With the help of mainstream media, serious discussions about masturbation have moved from the confines of women's sexuality workshops to the national level. In 1994, then-Surgeon General Joycelyn Elders, already a controversial figure, was forced to resign after suggesting that schoolchildren be taught about masturbation to curb the spread of AIDS. We've come a long way since Elders' ouster; archaic laws restricting the sale of sex toys have slowly dropped from the books and public figures like Oprah have legitimized the subject in mainstream media, but masturbation and its accoutrement are still taboo. In fact, information about the Magic Wand is hard to come by outside of personal anecdotes and the device's official site. MagicWandOriginal.com contains a list of specs, user reviews and a vague history of the device, but zero mention of its origins.

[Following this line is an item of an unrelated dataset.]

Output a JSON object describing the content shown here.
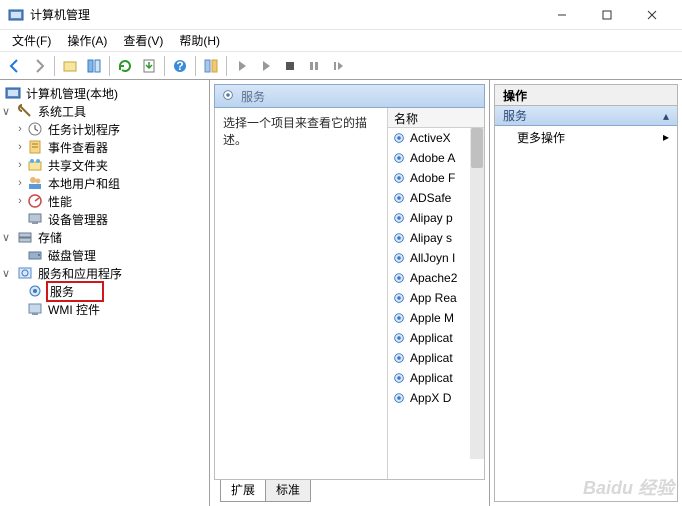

It's commonly referred to as the Cadillac of vibrators and has been a best-seller at progressive sex shop Good Vibrations since it opened in 1977.


It appears that silence is no mistake. We reached out to Hitachi multiple times while researching this story and received no answer. In fact, according to Eddie Romero, director of operations for Vibratex, the primary US importer of the device, Hitachi was ready to pull the plug entirely before last summer's redesign. As he puts it, Hitachi is a "very traditional" Japanese company and didn't want its name attached to what is essentially the most recognizable sex toy on Earth. Vibratex, not ready to lose its biggest moneymaker (it's sold 250,000 units since last summer), convinced Hitachi to continue producing it as the Original Magic Wand.

"Evidently, Mr. Hitachi Sr. didn't like the idea that his massage machine was giving millions of women orgasms," Dodson said. "Tough shit! It remains my favorite vibrator to this day."

*At least according to the Magic Wand's official site. According to Betty Dodson, the massager can be used for up to an hour without overheating, while its predecessors "had to be held with a pot holder past 10 minutes."